The positions – 40 in total nationwide – are part of the USDA Climate Change Fellows Program and will help with the record numbers of applications for clean energy projects under the Rural Energy for America Program.
“Thanks to the Inflation Reduction Act, we’ve seen about a seven-fold increase in the amount of funding through the Rural Energy for America Program going to ag-producers and rural small businesses to help with clean energy projects,” said Carew. “This funding will help them reduce energy costs and improve their bottom line while addressing climate change. We look forward to adding another member to our team and be able to help even more rural Kentuckians.”
The Inflation Reduction Act provided REAP with $2 billion of funding to meet growing demand from farmers and small business owners looking to expand their use of wind, solar and other forms of clean energy and make energy efficiency improvements. So far, USDA has made $1 billion of that available and has seen a dramatic increase in loan and grant applications under the program.
The new term positions will be for up to two years initially. Additional one-year extensions may be made up to four years.
Here’s how the 40 new positions will break down. Two will report to USDA Rural Development’s national office. Two fellows each will be based in Arizona, Illinois, Iowa, Michigan and Minnesota. One fellow each will be based in Alabama, Arkansas, California, Colorado, Delaware/Maryland, Florida, Georgia, Idaho, Indiana, Kentucky, Louisiana, Maine, Mississippi, North Carolina, North Dakota, Nebraska, New Jersey, Nevada, Ohio, Oregon, South Dakota, Tennessee, Texas, Utah, Virginia, Washington, Wyoming and Puerto Rico.
For more information including application instructions, visit the USA Jobs posting.
Rural Development provides loans and grants to help expand economic opportunities, create jobs and improve the quality of life for millions of Americans in rural areas.
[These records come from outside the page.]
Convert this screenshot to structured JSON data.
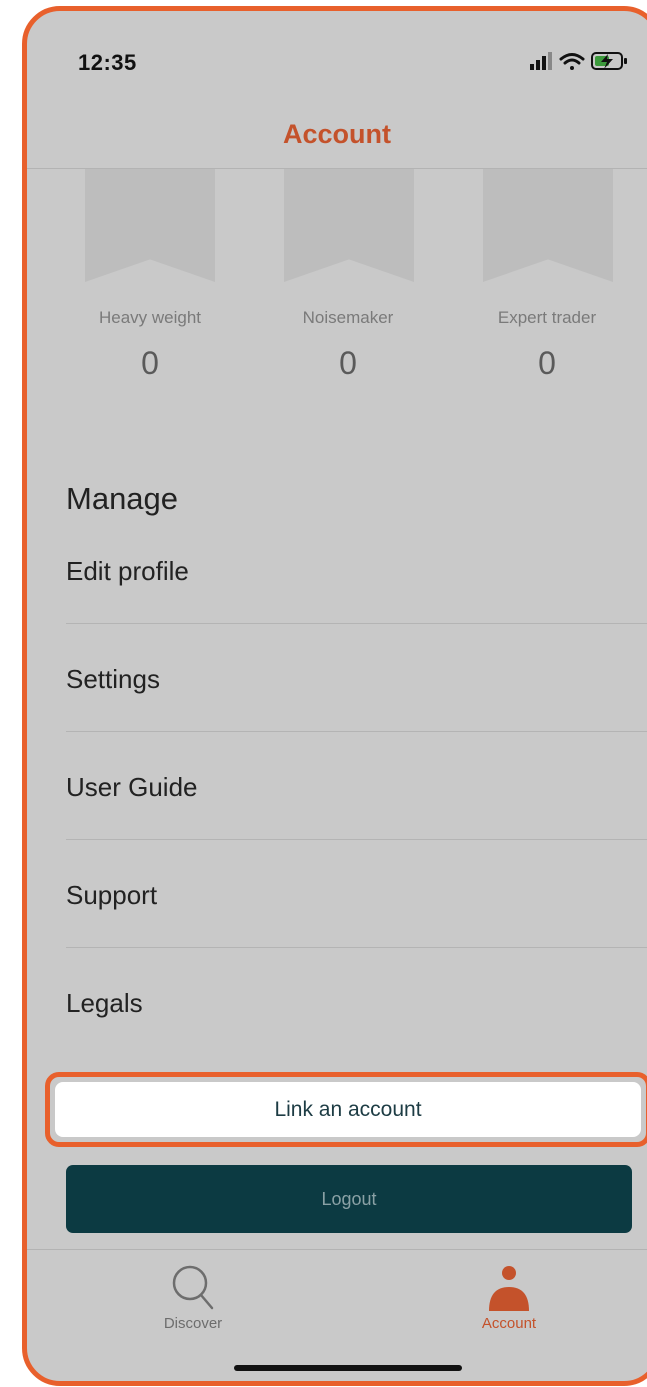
{
  "status_bar": {
    "time": "12:35",
    "icons": [
      "signal-icon",
      "wifi-icon",
      "battery-charging-icon"
    ]
  },
  "nav": {
    "title": "Account"
  },
  "badges": [
    {
      "label": "Heavy weight",
      "count": "0"
    },
    {
      "label": "Noisemaker",
      "count": "0"
    },
    {
      "label": "Expert trader",
      "count": "0"
    }
  ],
  "manage": {
    "heading": "Manage",
    "items": [
      {
        "label": "Edit profile"
      },
      {
        "label": "Settings"
      },
      {
        "label": "User Guide"
      },
      {
        "label": "Support"
      },
      {
        "label": "Legals"
      }
    ]
  },
  "actions": {
    "link_account": "Link an account",
    "logout": "Logout"
  },
  "tabbar": {
    "tabs": [
      {
        "label": "Discover",
        "icon": "search-icon",
        "active": false
      },
      {
        "label": "Account",
        "icon": "person-icon",
        "active": true
      }
    ]
  },
  "colors": {
    "accent": "#c4522b",
    "highlight_border": "#e8602c",
    "logout_bg": "#0c3a42",
    "screen_bg": "#c9c9c9"
  }
}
This assistance supports infrastructure improvements; business development; housing; community facilities such as schools, public safety and health care; and high-speed internet access in rural, tribal and high-poverty areas. For more information, visit www.rd.usda.gov.